** Opening STORED DATA block **

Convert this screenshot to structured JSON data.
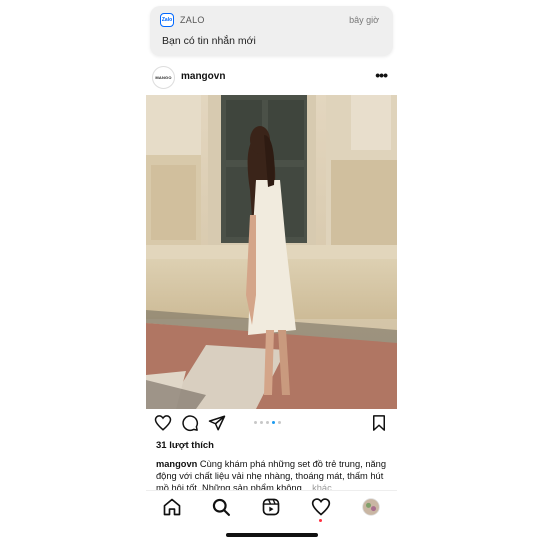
{
  "notification": {
    "app_icon_text": "Zalo",
    "app_name": "ZALO",
    "time": "bây giờ",
    "message": "Bạn có tin nhắn mới"
  },
  "post": {
    "avatar_text": "MANGO",
    "username": "mangovn",
    "more_icon": "more-horizontal-icon",
    "likes": "31 lượt thích",
    "caption_user": "mangovn",
    "caption_text": " Cùng khám phá những set đồ trẻ trung, năng động với chất liệu vải nhẹ nhàng, thoáng mát, thấm hút mồ hôi tốt. Những sản phẩm không...",
    "caption_more": " khác",
    "carousel": {
      "count": 5,
      "active_index": 3
    }
  },
  "icons": {
    "like": "heart-icon",
    "comment": "comment-icon",
    "share": "send-icon",
    "save": "bookmark-icon",
    "nav_home": "home-icon",
    "nav_search": "search-icon",
    "nav_reels": "reels-icon",
    "nav_activity": "heart-icon",
    "nav_profile": "profile-avatar"
  },
  "colors": {
    "notification_bg": "#efefef",
    "zalo_blue": "#0068ff",
    "carousel_active": "#1d9bf0",
    "activity_dot": "#ff3040"
  }
}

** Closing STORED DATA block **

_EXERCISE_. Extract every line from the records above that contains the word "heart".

_EXERCISE OUTPUT_.
    "like": "heart-icon",
    "nav_activity": "heart-icon",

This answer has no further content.